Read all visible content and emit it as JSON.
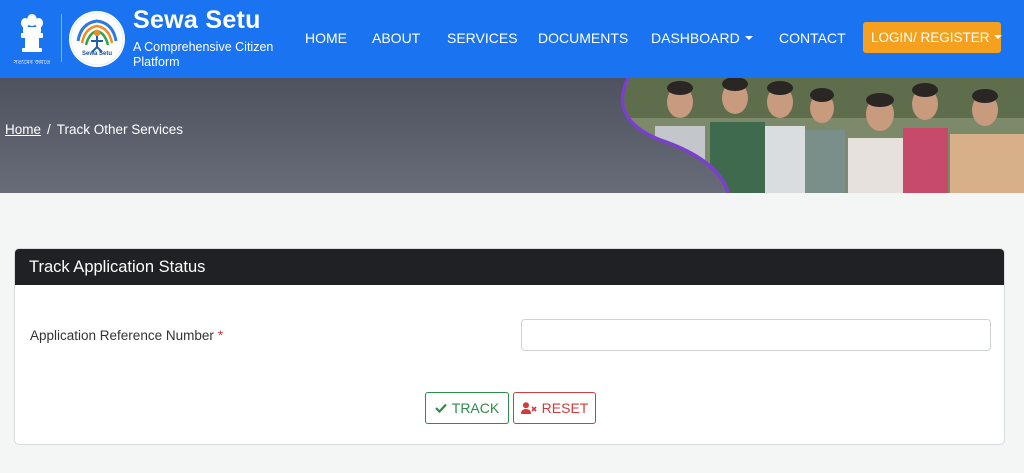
{
  "header": {
    "emblem_caption": "সত্যমেব জয়তে",
    "logo_text": "Sewa Setu",
    "brand_title": "Sewa Setu",
    "brand_subtitle": "A Comprehensive Citizen Platform",
    "nav": {
      "home": "HOME",
      "about": "ABOUT",
      "services": "SERVICES",
      "documents": "DOCUMENTS",
      "dashboard": "DASHBOARD",
      "contact": "CONTACT"
    },
    "login_label": "LOGIN/ REGISTER",
    "colors": {
      "bar": "#1a73f0",
      "login": "#f5a11f"
    }
  },
  "breadcrumb": {
    "home": "Home",
    "separator": "/",
    "current": "Track Other Services"
  },
  "card": {
    "title": "Track Application Status",
    "field_label": "Application Reference Number",
    "required_mark": "*",
    "input_value": "",
    "input_placeholder": "",
    "track_label": "TRACK",
    "reset_label": "RESET",
    "colors": {
      "track": "#2e8b4a",
      "reset": "#d33a3a",
      "header": "#202124"
    }
  },
  "icons": {
    "emblem": "state-emblem-icon",
    "logo": "sewa-setu-logo-icon",
    "track": "check-icon",
    "reset": "user-times-icon",
    "dropdown": "caret-down-icon"
  }
}
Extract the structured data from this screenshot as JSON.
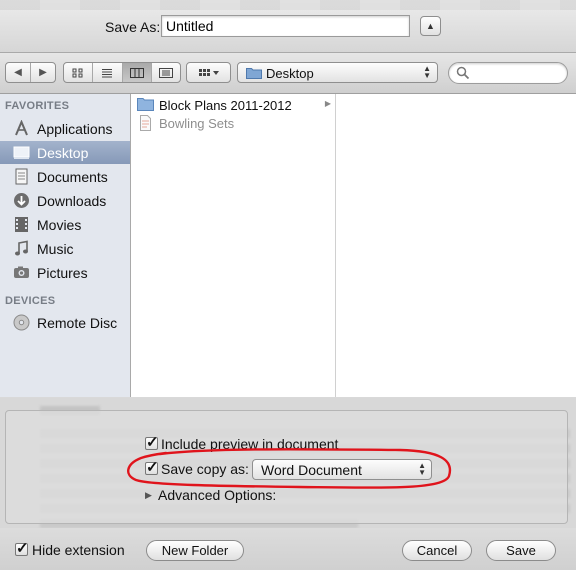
{
  "save_as": {
    "label": "Save As:",
    "filename": "Untitled"
  },
  "toolbar": {
    "location": "Desktop",
    "search_placeholder": ""
  },
  "sidebar": {
    "favorites_heading": "FAVORITES",
    "favorites": [
      {
        "label": "Applications",
        "icon": "applications-icon"
      },
      {
        "label": "Desktop",
        "icon": "desktop-icon",
        "selected": true
      },
      {
        "label": "Documents",
        "icon": "documents-icon"
      },
      {
        "label": "Downloads",
        "icon": "downloads-icon"
      },
      {
        "label": "Movies",
        "icon": "movies-icon"
      },
      {
        "label": "Music",
        "icon": "music-icon"
      },
      {
        "label": "Pictures",
        "icon": "pictures-icon"
      }
    ],
    "devices_heading": "DEVICES",
    "devices": [
      {
        "label": "Remote Disc",
        "icon": "remote-disc-icon"
      }
    ]
  },
  "files": [
    {
      "name": "Block Plans 2011-2012",
      "type": "folder",
      "icon": "folder-icon"
    },
    {
      "name": "Bowling Sets",
      "type": "document",
      "icon": "document-icon",
      "dimmed": true
    }
  ],
  "options": {
    "include_preview_label": "Include preview in document",
    "include_preview_checked": true,
    "save_copy_label": "Save copy as:",
    "save_copy_checked": true,
    "save_copy_format": "Word Document",
    "advanced_label": "Advanced Options:",
    "annotation_color": "#e0141c"
  },
  "bottom": {
    "hide_extension_label": "Hide extension",
    "hide_extension_checked": true,
    "new_folder_label": "New Folder",
    "cancel_label": "Cancel",
    "save_label": "Save"
  },
  "colors": {
    "sidebar_bg": "#e3e7ee",
    "selection": "#8a9dbb",
    "section_heading": "#777d86"
  }
}
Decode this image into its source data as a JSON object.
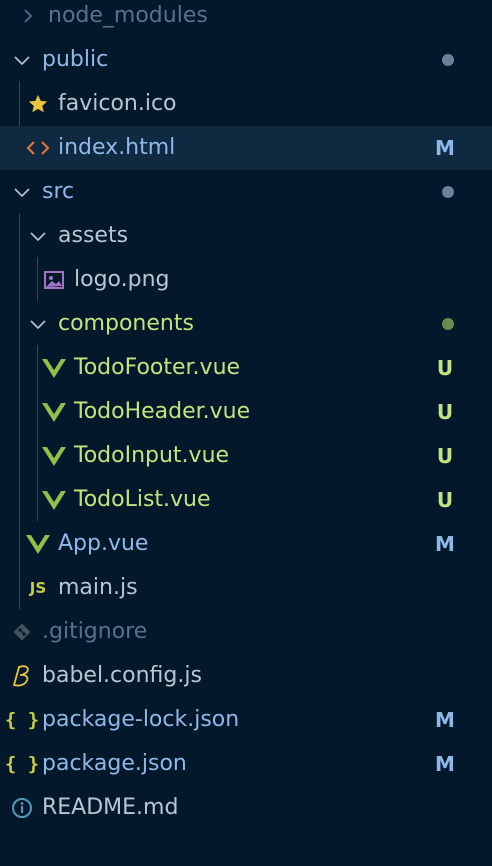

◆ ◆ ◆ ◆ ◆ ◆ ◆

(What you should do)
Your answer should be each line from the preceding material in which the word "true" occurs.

(The completed task)
        "selected": true
      "dimmed": true
    "include_preview_checked": true,
    "save_copy_checked": true,
    "hide_extension_checked": true,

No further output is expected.